▸ **Supplied entries**:
####################

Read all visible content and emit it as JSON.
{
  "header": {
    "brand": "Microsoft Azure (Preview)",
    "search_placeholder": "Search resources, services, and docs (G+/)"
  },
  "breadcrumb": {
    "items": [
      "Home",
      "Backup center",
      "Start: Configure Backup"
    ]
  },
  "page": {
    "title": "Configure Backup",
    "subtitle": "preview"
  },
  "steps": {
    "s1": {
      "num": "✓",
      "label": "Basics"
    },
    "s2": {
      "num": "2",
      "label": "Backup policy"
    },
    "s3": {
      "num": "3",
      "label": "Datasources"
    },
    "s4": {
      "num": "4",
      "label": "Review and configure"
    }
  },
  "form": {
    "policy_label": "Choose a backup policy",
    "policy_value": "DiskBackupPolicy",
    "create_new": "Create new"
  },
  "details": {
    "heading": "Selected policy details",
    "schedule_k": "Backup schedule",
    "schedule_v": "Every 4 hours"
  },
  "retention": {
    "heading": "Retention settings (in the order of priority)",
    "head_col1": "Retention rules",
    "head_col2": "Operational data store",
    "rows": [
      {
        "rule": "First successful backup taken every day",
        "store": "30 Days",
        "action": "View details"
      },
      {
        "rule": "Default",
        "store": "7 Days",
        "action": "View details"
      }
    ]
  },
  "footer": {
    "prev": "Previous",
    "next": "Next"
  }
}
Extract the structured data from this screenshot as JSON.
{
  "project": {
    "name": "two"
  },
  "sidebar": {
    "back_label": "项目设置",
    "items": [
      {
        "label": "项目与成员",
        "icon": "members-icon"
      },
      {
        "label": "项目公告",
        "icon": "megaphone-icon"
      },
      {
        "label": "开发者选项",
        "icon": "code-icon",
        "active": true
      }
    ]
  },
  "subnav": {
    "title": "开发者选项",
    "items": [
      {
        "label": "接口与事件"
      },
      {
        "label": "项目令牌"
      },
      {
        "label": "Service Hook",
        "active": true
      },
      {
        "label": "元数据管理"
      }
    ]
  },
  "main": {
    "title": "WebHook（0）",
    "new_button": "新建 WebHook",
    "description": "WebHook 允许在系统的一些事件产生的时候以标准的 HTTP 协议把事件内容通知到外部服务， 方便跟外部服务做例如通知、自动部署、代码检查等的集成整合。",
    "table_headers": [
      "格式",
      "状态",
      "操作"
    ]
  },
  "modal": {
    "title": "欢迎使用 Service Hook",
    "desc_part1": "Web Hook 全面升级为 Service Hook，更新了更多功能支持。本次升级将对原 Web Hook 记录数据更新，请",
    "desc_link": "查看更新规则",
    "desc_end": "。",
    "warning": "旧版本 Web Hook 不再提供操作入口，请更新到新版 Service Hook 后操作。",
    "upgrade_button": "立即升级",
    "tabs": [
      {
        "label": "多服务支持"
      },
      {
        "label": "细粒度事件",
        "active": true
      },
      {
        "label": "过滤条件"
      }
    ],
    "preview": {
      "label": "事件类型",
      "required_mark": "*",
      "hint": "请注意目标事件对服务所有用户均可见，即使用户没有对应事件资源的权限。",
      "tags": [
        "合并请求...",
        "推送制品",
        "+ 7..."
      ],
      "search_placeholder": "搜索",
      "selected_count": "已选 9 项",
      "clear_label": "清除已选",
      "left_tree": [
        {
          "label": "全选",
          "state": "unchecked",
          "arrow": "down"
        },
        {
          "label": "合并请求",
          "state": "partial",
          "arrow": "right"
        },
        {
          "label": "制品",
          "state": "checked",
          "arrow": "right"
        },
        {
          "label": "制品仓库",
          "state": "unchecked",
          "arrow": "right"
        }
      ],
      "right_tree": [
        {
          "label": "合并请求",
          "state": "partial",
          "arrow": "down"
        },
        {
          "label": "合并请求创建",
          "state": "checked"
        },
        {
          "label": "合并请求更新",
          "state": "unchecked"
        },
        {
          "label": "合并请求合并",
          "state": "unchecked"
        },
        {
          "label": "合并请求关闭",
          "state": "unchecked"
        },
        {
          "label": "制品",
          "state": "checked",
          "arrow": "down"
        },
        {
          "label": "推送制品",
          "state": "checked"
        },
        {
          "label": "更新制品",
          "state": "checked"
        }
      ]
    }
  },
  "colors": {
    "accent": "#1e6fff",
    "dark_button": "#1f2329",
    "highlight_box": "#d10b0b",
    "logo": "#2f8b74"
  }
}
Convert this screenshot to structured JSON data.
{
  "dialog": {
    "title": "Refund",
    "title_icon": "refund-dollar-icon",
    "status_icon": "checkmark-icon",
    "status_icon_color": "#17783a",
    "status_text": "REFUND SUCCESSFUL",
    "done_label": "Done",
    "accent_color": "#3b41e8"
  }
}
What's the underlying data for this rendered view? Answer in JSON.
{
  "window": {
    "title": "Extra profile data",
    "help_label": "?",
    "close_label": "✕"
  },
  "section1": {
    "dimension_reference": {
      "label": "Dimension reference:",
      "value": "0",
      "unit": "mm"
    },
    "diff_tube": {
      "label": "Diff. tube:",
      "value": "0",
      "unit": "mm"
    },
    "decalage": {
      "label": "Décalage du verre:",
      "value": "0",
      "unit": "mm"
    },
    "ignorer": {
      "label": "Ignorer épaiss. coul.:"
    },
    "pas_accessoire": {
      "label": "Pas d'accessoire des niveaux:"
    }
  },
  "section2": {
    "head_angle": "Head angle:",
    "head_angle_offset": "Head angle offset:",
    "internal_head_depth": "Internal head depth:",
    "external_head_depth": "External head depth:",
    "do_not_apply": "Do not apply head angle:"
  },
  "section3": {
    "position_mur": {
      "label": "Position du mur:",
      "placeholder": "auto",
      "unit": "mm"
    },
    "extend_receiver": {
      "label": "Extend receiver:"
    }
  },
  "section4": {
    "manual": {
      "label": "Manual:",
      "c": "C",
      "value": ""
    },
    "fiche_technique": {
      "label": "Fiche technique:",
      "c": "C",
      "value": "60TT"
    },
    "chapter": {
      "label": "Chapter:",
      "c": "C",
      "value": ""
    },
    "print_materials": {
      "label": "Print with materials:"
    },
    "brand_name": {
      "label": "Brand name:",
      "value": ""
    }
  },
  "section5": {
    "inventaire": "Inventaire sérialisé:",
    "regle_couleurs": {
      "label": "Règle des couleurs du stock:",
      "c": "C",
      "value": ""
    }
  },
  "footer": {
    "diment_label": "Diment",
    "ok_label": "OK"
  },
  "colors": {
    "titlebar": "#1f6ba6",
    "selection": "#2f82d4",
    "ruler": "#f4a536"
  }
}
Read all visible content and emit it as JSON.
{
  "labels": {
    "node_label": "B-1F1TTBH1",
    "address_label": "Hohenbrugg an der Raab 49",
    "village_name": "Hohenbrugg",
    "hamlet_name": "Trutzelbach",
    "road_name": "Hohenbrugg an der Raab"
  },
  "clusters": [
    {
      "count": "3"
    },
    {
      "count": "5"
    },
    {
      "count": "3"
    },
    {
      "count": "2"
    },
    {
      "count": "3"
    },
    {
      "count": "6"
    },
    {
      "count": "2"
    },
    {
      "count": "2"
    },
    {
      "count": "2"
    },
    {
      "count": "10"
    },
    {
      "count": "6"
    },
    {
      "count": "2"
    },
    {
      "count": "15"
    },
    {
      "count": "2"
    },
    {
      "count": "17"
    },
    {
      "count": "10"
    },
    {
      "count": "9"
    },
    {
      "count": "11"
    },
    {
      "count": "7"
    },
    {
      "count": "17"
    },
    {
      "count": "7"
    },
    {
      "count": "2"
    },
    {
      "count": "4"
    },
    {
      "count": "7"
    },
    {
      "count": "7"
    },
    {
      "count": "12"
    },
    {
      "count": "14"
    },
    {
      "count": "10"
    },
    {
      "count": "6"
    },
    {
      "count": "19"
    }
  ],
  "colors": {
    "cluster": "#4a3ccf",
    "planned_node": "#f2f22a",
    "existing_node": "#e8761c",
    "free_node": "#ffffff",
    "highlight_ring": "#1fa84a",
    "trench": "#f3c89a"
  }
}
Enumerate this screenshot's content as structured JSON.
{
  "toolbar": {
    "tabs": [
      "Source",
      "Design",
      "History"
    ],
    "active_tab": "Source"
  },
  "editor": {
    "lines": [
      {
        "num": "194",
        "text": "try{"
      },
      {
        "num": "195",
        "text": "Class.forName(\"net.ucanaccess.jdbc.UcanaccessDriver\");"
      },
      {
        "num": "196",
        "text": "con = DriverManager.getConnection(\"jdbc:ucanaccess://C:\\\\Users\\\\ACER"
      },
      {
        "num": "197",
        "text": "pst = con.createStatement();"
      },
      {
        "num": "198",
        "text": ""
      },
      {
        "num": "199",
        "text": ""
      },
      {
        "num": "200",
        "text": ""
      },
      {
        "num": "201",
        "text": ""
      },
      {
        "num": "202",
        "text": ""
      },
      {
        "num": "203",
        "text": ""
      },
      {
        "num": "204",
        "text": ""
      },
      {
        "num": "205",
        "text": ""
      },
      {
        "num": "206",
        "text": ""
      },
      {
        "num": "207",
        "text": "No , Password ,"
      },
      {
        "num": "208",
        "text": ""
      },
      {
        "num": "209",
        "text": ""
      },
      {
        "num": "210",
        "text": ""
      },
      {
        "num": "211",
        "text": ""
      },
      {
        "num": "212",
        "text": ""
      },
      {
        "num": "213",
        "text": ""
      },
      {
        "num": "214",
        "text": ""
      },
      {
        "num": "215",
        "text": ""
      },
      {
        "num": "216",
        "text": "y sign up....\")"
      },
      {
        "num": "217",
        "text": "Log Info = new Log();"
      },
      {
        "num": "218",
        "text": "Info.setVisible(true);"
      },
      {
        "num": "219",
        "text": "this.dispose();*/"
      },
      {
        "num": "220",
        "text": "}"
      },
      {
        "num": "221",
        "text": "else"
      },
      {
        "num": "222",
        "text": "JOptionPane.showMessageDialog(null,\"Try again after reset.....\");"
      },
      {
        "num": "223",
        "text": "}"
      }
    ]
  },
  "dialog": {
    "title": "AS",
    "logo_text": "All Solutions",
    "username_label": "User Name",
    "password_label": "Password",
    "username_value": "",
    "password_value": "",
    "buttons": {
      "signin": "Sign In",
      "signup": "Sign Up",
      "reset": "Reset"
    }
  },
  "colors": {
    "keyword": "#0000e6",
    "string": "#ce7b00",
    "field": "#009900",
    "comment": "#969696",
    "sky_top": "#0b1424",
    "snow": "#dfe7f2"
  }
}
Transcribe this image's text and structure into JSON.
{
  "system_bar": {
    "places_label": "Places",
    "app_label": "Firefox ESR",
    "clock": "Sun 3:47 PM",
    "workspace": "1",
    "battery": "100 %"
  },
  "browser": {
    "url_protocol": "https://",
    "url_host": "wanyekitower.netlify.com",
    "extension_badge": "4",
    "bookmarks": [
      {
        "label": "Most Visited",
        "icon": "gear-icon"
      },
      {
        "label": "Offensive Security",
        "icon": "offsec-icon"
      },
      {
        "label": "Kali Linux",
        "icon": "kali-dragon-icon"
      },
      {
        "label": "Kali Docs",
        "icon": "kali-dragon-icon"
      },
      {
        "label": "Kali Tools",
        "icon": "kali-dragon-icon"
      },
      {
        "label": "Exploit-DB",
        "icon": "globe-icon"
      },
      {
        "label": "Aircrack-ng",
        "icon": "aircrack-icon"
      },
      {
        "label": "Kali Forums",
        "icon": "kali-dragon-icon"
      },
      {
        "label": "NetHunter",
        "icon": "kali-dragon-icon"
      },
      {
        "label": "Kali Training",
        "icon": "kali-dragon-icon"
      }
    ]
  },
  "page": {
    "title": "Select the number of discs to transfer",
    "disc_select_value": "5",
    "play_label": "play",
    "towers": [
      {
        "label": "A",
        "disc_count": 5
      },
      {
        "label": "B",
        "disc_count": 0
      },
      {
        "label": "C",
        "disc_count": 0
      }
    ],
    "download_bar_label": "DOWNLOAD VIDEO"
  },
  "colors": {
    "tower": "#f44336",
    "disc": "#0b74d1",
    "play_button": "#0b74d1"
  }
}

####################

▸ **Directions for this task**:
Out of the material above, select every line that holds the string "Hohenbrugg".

▸ **Result of this exercise**:
    "address_label": "Hohenbrugg an der Raab 49",
    "village_name": "Hohenbrugg",
    "road_name": "Hohenbrugg an der Raab"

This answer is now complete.